A word-for-word restatement of the listing is the only acceptable answer.

[Opening Provided records section]

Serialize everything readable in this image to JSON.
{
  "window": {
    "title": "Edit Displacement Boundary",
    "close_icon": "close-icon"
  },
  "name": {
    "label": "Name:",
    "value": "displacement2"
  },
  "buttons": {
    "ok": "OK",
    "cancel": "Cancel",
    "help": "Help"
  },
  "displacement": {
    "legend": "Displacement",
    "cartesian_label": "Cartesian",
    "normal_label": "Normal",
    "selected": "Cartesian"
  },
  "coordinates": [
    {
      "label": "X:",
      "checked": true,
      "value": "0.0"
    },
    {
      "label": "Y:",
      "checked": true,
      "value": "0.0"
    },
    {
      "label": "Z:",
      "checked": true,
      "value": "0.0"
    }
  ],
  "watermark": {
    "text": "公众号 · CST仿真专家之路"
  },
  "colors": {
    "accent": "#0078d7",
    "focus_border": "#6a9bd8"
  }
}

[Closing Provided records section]

▶ **Your response**:
Serialize everything readable in this image to JSON.
{
  "window": {
    "title": "Edit Displacement Boundary",
    "close_icon": "close-icon"
  },
  "name": {
    "label": "Name:",
    "value": "displacement2"
  },
  "buttons": {
    "ok": "OK",
    "cancel": "Cancel",
    "help": "Help"
  },
  "displacement": {
    "legend": "Displacement",
    "cartesian_label": "Cartesian",
    "normal_label": "Normal",
    "selected": "Cartesian"
  },
  "coordinates": [
    {
      "label": "X:",
      "checked": true,
      "value": "0.0"
    },
    {
      "label": "Y:",
      "checked": true,
      "value": "0.0"
    },
    {
      "label": "Z:",
      "checked": true,
      "value": "0.0"
    }
  ],
  "watermark": {
    "text": "公众号 · CST仿真专家之路"
  },
  "colors": {
    "accent": "#0078d7",
    "focus_border": "#6a9bd8"
  }
}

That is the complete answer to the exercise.